Next, traditional natural rennet is added. Only about half as much is used as would normally go into a cheddar-style cheese – this results in a much softer, silkier final product.
After this, shallow scoops of curd are removed and spread onto a table in layers to drain overnight. The blocks of curd are then milled and salted by hand before being inserted into a cylindrical hoop to drain and compact.
The next stage is to take the cheese and smooth it, rubbing it up by hand. Then it is taken to the maturation room where it is left to develop at 13°C (55°F) for several weeks.
The final step is to pierce the cheese, allowing in the air that activates the penicillin and causes the blue mold to form, breaking down the cheese and giving a delicious creamy texture.
What does it taste like?
So we’ve talked about the history and the production – but the most important question is, what does it taste like? For all the meticulous effort that goes into its creation, does it actually taste any different from a regular stilton?
The answer is yes, it does.
While Stichelton does taste very similar to a regular stilton, it is a particularly soft and creamy cheese – some stiltons can be noticeably crumblier.
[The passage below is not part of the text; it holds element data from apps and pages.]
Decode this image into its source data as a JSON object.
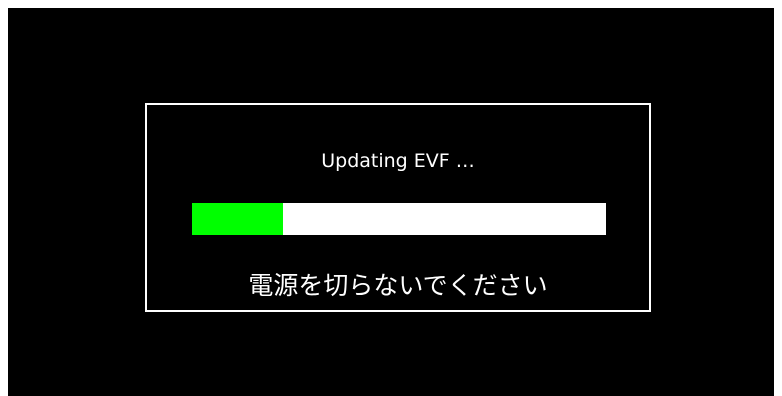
{
  "dialog": {
    "status_text": "Updating EVF …",
    "warning_text": "電源を切らないでください"
  },
  "progress": {
    "fraction": 0.22,
    "fill_color": "#00ff00",
    "track_color": "#ffffff"
  },
  "colors": {
    "background": "#000000",
    "foreground": "#ffffff"
  }
}
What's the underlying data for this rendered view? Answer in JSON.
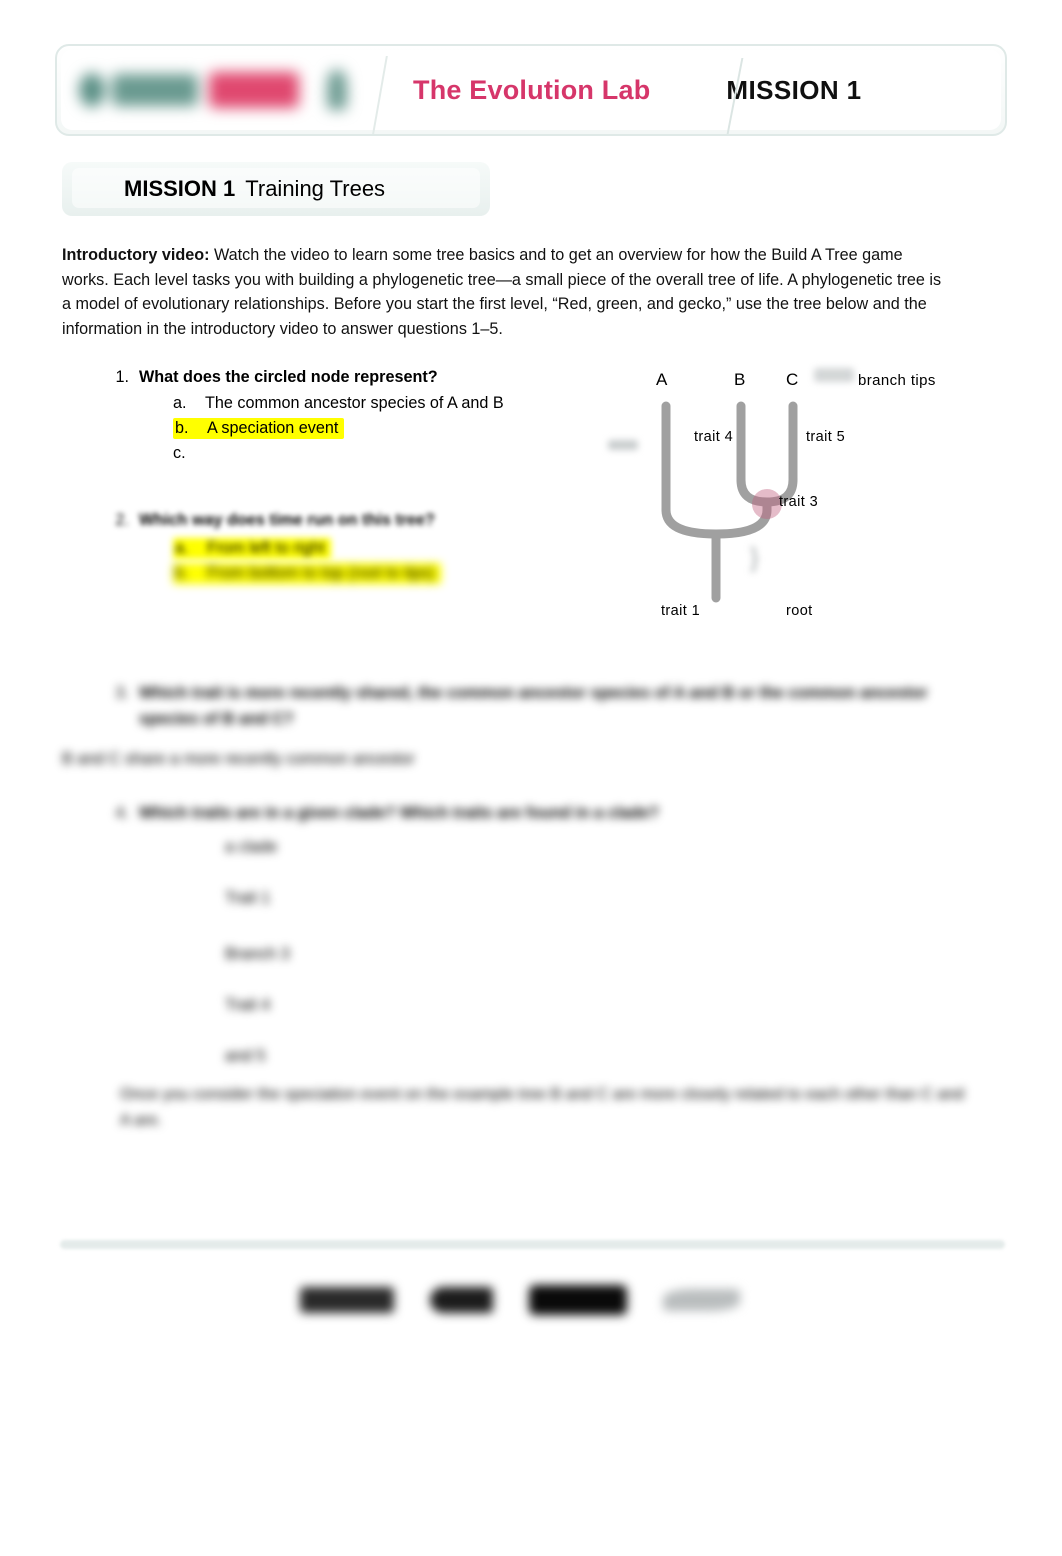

If you taste a Stichelton next to a stilton, you will also be able to detect much subtler flavors and a longer lasting aftertaste. Some people find notes of apples, others hints of beef stock, with nutty or spicy tones.
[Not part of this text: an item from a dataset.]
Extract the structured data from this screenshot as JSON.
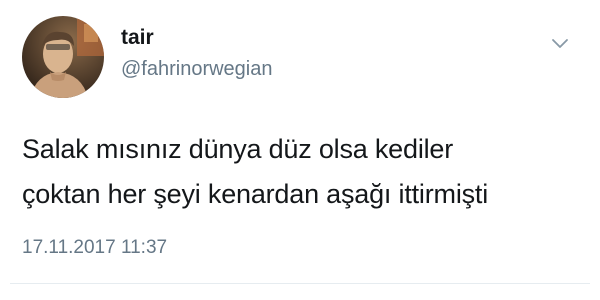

Probably due to the fact that raw milk is used rather than pasteurized milk, the flavor of Stichelton actually changes throughout the year with progression of the seasons. One batch might have sweet vegetal notes while another will have much stronger meaty flavors.
This kind of variation is exactly why more and more people are seeking out artisanal products like Stichelton rather than simply opting for homogenized, mass-produced products straight from the shelves of a supermarket.
For this reason, for those interested in sampling original and unusual cheeses with real character, Stichelton is certainly one to hunt down and try.
A long, painstaking process but a rewarding result
Making an artisanal cheese using raw milk and traditional rennet might take a lot more time and effort. However, the final result is a delicious creamy blue cheese full of its own distinctive character, and one that is well worth all the loving hard work that goes into it.
My name is Kathy Gallo, Editor of Ag Ferrari food blog. The guide you find here is designed exactly for you, and it is our hope that you find it not only interesting but also actionable.